Items from a data source:
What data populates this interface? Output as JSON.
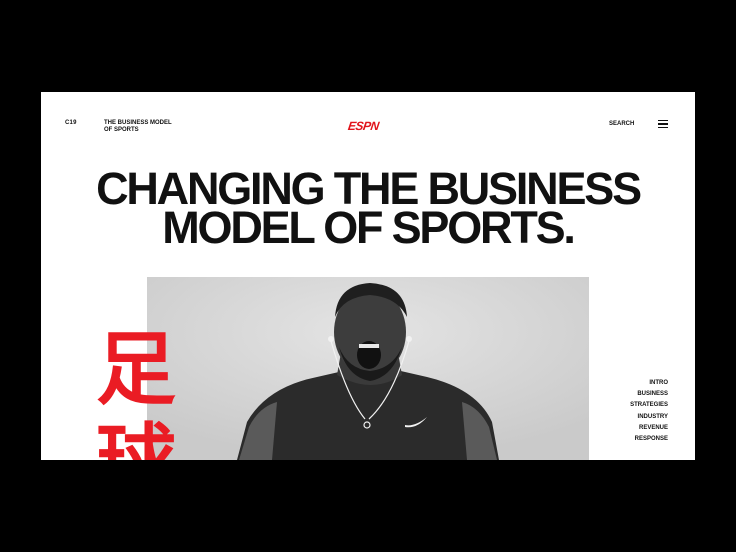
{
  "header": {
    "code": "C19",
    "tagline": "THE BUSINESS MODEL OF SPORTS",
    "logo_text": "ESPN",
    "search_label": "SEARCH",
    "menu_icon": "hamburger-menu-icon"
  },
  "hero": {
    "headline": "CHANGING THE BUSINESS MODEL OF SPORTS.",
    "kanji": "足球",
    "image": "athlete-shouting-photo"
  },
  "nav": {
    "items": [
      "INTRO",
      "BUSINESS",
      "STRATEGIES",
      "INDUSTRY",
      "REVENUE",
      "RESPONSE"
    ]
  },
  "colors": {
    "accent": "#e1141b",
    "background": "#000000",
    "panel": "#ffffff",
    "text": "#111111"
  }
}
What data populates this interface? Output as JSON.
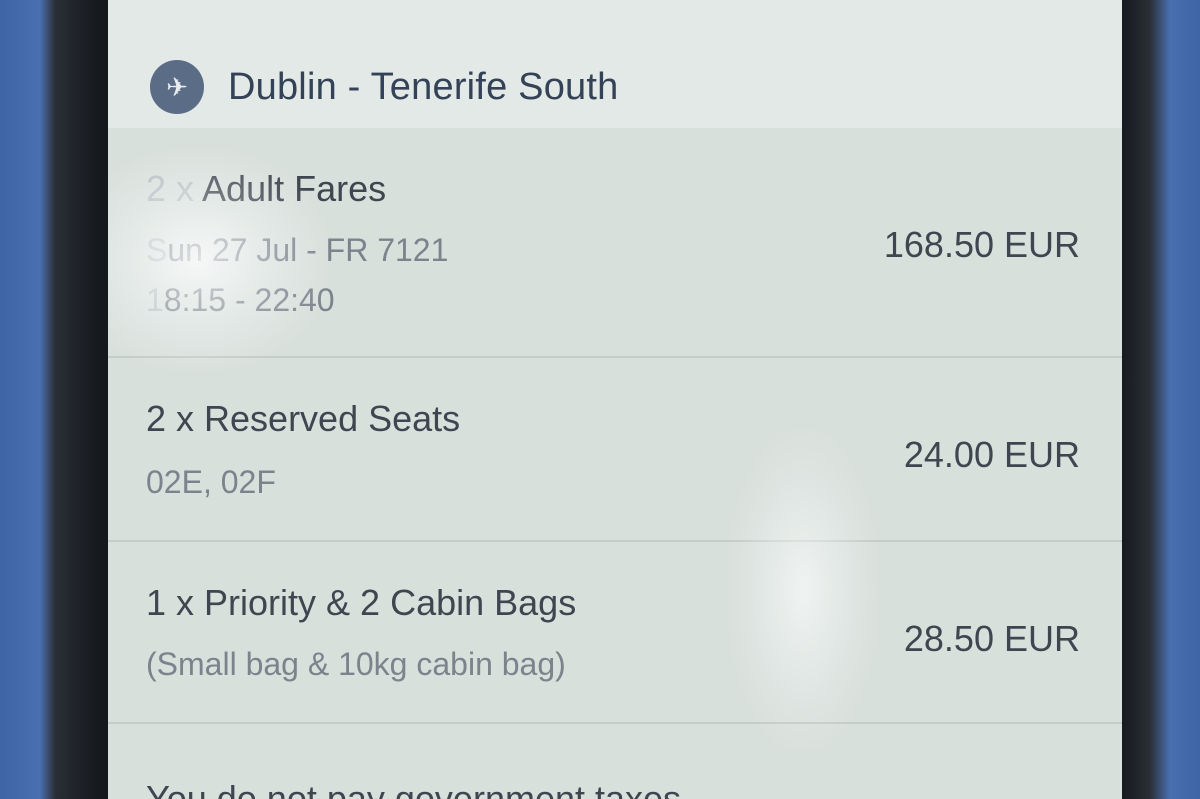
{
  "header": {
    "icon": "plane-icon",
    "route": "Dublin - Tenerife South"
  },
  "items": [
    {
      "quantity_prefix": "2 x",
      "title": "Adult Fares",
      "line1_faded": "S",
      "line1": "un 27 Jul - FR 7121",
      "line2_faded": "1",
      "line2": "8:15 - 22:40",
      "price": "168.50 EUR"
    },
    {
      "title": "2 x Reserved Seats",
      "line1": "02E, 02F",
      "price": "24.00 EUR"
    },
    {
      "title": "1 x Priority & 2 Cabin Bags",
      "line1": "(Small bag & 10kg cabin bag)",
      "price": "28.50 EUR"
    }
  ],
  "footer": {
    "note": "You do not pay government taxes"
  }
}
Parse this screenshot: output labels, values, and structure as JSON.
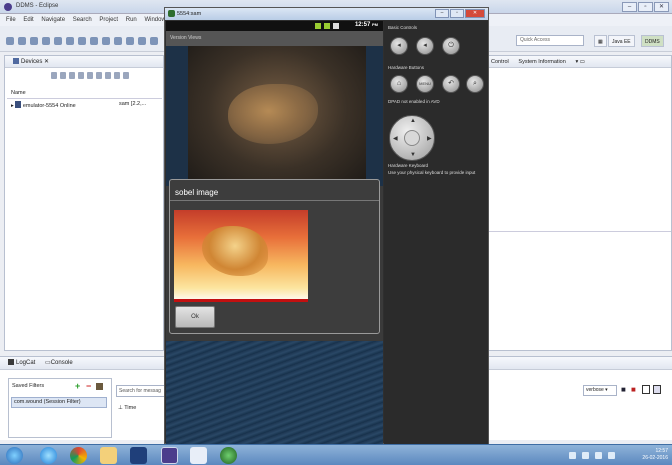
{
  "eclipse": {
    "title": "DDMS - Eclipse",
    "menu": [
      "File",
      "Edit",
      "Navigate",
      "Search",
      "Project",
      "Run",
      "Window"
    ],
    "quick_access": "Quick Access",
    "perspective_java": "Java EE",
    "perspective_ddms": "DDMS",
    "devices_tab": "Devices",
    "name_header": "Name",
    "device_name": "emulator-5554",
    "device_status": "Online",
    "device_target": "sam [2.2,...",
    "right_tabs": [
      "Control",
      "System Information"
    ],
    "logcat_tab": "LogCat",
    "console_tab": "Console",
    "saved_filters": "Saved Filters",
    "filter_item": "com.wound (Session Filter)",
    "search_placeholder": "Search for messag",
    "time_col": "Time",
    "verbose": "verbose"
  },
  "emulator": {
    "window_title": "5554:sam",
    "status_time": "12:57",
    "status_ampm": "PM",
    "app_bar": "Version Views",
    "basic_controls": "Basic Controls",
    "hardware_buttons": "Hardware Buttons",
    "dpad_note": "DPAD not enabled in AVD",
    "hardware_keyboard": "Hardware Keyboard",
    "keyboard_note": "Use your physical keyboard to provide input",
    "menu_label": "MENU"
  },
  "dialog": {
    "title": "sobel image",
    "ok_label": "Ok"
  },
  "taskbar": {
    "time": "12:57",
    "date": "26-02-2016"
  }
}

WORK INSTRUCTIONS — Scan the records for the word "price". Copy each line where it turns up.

SOLUTION TO THE PROBLEM —
      "price": "168.50 EUR"
      "price": "24.00 EUR"
      "price": "28.50 EUR"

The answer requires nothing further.